Rails applications previously did not work well on subdirectories (e.g. http://yoursite.com/wiki/) without some adjustment to the Rails configuration, so it was difficult to proxy to a subdirectory only. We suggest you stick with proxying to a subdomain as shown below (the .htaccess way). Mongrel provides a workaround in the form of the --prefix parameter, but this is experimental from our point of view.

Rails applications should be installed outside web/public/. Unless you install your application directly into web/ (ie the simple method for a single app) Virtualmin proxying won’t let you do .htaccess redirects, because the app’s public folder will be outside document_root. For multiple apps on one domain use .htaccess proxying, and web/public/ for static (Apache-served) files.

Virtualmin Proxy (Easy)

Let's start with the Virtualmin way:

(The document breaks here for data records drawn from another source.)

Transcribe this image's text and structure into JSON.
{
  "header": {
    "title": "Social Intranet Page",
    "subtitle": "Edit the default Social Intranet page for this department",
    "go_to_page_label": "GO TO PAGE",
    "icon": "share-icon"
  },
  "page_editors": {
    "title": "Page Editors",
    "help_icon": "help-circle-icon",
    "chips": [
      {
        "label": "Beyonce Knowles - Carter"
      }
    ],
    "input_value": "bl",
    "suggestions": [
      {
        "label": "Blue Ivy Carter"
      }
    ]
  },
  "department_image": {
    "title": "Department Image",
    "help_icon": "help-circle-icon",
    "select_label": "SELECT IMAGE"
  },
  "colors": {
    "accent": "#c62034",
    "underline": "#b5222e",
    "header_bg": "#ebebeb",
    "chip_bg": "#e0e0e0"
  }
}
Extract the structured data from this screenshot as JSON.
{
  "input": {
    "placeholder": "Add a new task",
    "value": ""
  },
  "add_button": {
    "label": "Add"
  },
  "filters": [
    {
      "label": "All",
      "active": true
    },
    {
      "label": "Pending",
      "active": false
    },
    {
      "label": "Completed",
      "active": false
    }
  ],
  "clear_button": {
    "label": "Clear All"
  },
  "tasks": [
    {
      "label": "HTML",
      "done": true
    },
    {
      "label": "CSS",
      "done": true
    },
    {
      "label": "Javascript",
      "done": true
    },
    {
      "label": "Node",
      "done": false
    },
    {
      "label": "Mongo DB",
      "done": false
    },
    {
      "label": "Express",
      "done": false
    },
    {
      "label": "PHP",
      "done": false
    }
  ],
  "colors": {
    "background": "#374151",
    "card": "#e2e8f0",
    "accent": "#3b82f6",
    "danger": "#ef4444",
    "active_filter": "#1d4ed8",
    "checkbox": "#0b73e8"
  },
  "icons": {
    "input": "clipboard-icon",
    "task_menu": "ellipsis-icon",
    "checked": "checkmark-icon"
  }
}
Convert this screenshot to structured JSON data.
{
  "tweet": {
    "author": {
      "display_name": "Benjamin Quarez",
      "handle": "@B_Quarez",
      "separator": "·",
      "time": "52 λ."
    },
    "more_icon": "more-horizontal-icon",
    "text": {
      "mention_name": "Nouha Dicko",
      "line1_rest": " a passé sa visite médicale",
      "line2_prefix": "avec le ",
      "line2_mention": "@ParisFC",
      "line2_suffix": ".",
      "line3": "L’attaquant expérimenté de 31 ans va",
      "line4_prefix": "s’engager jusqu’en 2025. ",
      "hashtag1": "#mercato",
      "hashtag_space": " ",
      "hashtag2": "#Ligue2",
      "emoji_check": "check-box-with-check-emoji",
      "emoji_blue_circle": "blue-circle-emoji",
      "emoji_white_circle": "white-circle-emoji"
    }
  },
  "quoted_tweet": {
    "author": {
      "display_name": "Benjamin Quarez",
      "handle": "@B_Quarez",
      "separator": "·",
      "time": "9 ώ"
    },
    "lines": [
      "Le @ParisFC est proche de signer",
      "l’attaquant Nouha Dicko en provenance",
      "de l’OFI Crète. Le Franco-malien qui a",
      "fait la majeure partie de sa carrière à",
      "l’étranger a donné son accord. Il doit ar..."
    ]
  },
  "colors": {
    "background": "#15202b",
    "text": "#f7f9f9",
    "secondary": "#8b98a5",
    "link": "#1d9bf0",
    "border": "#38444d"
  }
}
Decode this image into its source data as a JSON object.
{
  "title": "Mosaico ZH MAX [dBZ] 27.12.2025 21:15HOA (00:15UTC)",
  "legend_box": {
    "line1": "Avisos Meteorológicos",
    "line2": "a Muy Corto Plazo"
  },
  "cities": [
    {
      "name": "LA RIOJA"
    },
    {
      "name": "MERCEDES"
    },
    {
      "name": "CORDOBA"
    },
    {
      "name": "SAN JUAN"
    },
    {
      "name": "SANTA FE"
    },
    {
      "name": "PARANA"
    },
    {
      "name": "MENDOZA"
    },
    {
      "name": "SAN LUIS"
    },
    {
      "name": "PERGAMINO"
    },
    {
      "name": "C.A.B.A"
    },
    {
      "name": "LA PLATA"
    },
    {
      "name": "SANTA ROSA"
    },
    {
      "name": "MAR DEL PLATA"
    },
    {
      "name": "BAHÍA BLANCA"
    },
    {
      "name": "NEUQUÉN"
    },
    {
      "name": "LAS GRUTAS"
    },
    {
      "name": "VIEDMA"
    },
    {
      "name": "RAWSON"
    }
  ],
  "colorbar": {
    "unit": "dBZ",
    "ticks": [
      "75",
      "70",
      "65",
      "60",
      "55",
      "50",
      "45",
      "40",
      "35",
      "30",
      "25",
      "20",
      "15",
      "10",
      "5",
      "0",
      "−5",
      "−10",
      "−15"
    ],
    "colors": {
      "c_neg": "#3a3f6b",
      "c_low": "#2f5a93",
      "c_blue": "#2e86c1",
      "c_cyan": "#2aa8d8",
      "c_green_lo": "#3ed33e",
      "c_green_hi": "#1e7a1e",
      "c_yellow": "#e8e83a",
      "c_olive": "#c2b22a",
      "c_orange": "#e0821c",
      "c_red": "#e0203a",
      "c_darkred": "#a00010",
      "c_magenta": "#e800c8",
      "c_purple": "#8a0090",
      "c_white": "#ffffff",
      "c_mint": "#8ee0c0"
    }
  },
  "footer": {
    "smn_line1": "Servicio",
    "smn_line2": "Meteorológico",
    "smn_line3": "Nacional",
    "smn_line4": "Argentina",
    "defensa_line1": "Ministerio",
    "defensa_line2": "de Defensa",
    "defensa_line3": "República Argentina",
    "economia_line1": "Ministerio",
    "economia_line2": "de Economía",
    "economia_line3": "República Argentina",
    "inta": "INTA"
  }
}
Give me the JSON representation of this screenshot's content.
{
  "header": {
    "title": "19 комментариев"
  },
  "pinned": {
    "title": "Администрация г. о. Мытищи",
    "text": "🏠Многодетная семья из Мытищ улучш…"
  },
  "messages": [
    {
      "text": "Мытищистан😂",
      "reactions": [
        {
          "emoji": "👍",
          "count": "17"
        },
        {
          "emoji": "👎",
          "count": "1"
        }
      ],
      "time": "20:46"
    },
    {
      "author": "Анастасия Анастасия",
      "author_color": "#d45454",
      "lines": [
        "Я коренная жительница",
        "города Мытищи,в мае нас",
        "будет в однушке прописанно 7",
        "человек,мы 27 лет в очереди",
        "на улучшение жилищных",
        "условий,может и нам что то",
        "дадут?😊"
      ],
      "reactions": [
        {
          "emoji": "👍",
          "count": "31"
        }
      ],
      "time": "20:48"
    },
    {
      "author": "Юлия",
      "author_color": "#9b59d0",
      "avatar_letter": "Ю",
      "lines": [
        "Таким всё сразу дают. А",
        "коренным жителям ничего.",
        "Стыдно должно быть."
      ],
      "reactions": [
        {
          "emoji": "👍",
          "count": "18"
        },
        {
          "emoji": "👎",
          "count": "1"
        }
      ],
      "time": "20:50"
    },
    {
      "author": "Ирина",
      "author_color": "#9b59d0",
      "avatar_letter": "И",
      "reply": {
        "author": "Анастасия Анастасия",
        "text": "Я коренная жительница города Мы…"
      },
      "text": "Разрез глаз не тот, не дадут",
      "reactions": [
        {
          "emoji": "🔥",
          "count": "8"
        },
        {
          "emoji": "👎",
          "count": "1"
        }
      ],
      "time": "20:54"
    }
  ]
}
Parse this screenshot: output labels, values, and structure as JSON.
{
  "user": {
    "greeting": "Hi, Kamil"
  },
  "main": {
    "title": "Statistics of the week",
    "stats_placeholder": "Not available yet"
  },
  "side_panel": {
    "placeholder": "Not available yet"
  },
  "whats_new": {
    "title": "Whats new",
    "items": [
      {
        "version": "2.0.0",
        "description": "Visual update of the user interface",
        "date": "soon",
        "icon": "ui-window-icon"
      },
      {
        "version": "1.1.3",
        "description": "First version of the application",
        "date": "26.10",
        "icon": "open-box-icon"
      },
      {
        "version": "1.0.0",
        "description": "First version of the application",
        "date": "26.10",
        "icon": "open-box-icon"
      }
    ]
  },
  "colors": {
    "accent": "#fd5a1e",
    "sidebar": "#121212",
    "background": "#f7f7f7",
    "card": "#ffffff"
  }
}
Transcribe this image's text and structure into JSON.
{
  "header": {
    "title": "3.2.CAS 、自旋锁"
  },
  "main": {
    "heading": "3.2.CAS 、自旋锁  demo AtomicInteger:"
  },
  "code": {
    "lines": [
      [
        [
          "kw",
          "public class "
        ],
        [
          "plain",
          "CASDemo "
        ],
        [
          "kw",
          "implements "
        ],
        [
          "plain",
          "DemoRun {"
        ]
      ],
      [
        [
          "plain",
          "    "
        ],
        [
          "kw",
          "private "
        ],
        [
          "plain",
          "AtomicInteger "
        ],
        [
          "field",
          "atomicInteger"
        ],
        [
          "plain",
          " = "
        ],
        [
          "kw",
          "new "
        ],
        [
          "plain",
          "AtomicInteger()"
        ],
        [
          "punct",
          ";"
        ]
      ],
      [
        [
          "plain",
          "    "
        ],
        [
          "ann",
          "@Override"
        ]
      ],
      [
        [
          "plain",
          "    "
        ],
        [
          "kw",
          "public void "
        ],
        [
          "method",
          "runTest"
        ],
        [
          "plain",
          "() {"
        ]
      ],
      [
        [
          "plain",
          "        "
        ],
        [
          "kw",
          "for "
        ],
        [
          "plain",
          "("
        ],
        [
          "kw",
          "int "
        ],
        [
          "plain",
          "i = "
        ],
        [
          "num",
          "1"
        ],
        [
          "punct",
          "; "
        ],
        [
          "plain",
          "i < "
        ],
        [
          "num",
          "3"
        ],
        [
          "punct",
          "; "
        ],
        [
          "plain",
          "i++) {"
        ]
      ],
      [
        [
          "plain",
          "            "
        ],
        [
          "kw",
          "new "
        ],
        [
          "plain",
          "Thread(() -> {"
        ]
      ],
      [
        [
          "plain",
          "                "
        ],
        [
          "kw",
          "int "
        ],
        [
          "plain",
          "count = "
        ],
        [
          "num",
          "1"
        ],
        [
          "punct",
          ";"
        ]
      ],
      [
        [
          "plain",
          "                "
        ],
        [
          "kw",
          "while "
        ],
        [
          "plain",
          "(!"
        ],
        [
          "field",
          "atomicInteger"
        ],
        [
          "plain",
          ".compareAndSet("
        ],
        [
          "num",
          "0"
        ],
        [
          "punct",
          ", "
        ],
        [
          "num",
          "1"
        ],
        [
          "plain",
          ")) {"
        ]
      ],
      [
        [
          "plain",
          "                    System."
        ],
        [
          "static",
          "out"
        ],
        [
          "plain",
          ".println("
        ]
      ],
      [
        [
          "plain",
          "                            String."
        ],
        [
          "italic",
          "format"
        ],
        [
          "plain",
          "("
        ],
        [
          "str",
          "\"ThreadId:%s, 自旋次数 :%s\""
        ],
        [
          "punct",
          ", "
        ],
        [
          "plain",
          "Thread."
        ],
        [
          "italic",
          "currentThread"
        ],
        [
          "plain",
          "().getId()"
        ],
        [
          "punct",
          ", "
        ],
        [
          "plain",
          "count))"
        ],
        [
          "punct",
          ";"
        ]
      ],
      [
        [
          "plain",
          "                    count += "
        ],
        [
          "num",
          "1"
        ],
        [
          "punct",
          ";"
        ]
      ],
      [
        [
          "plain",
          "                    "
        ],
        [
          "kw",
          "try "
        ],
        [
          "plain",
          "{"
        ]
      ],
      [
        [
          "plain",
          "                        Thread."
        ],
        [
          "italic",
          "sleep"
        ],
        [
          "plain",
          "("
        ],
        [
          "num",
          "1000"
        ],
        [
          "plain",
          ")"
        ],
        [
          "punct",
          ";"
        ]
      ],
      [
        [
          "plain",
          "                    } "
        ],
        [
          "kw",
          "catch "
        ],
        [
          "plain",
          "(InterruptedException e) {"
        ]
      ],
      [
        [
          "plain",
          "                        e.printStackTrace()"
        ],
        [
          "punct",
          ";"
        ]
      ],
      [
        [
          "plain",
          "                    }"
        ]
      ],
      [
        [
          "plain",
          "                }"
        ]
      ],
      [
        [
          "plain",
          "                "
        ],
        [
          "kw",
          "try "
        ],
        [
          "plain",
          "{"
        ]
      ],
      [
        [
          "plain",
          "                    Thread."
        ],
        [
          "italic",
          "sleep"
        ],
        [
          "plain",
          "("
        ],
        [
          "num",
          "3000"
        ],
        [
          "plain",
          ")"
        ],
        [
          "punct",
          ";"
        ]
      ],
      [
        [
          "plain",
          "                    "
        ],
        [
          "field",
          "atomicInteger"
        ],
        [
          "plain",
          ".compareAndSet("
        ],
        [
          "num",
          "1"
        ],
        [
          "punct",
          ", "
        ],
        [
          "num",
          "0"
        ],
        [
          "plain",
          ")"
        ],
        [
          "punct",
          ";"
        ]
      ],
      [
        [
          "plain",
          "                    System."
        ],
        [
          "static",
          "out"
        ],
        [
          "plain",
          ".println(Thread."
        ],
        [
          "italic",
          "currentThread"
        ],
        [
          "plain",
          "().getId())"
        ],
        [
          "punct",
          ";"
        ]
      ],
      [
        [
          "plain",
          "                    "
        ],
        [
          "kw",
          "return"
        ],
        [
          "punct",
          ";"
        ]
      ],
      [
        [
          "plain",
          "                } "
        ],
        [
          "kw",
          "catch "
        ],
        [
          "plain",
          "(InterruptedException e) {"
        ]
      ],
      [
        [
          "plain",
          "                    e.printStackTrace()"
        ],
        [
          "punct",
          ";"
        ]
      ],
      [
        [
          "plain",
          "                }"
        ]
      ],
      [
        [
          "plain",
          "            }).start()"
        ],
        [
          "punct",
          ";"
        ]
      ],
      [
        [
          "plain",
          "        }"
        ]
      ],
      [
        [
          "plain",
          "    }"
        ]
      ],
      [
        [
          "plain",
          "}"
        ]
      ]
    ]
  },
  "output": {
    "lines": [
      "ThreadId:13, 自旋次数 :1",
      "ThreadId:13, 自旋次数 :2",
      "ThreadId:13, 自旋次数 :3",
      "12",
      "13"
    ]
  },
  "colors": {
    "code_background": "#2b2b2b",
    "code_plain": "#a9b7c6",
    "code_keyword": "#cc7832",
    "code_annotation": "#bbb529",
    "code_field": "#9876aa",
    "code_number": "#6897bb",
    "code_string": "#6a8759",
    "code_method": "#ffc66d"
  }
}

  1. Sign in to Virtualmin (see Account logins and important URLs).
  2. Select a domain from the drop-down in the left-hand navigation (your main domain should be already selected when you first login to Virtualmin). This is the domain that you'll add a proxy to.
  3. Click Server Configuration, then Edit Proxy Website.
  4. Set Proxying enabled? to Yes.
  5. For Proxy to URL, enter the destination URL of your application, e.g. http://127.0.0.1:8001/, replacing 8001 with the port your application is running on.
  6. Click Save and Apply.

Do not forget the trailing slash on the Proxy to URL. The correct proxying URL ends with a port number followed by a slash. Failing to provide the slash can result in non-functional URLs on your application.

.htaccess Proxy (Advanced)

To use a .htaccess file file for proxying, you'll be employing the proxying capabilities of the Apache mod_rewrite module. This means that you can have complex regular expression rules that trigger the Apache proxying features.

You can construct your own .htaccess file if you know what you are doing, or use our example template here:

You'll need to edit the template file first to make sure it suits your needs. The contents of the file are commented and should be self-explanatory. The rules and exceptions that are inactive by default have been commented out using a # character at the beginning of line. Feel free to enable/disable rules as needed, and add additional RewriteRules between section A and B. The layout of the template is simple:

  1. Enable mod_rewrite (the A section).
  2. Define rules and action for requests that should not be proxied (the B section).
  3. Define rules and action for requests that should be proxied (the C section)

When uploading the .htaccess file to your virtual server's document root directory, make sure that the resulting uploaded file is named '.htaccess' (starts with a dot) and is formatted with UNIX line breaks - you may need to configure your local text editor for that. Also, make the file world readable (644 permissions), because Apache reads this before it locks itself down to execute as 'your' user.

.htaccess Proxy to a subdirectory

Mongrel now supports easily deploying a rails application to a sub directory. The following settings allow you to set up your site so that the only portion proxied to your rails application is the sub directory you want to deploy it to.

Your .htaccess file should look like this (replacing the directory and port, with those appropriate to your set up):

RewriteEngine on
RewriteCond %{REQUEST_URI} ^/(directory)
RewriteRule ^(.*)$ http://127.0.0.1:8001/$1 [P,QSA,L]

You should start your rails app using mongrel:

 mongrel_rails start -e production -p 8001 --prefix=/directory -d 
 
shared/kb/proxying.txt · Last modified: 2010/01/04 11:45 by filip
 
Recent changes RSS feed Creative Commons License Driven by DokuWiki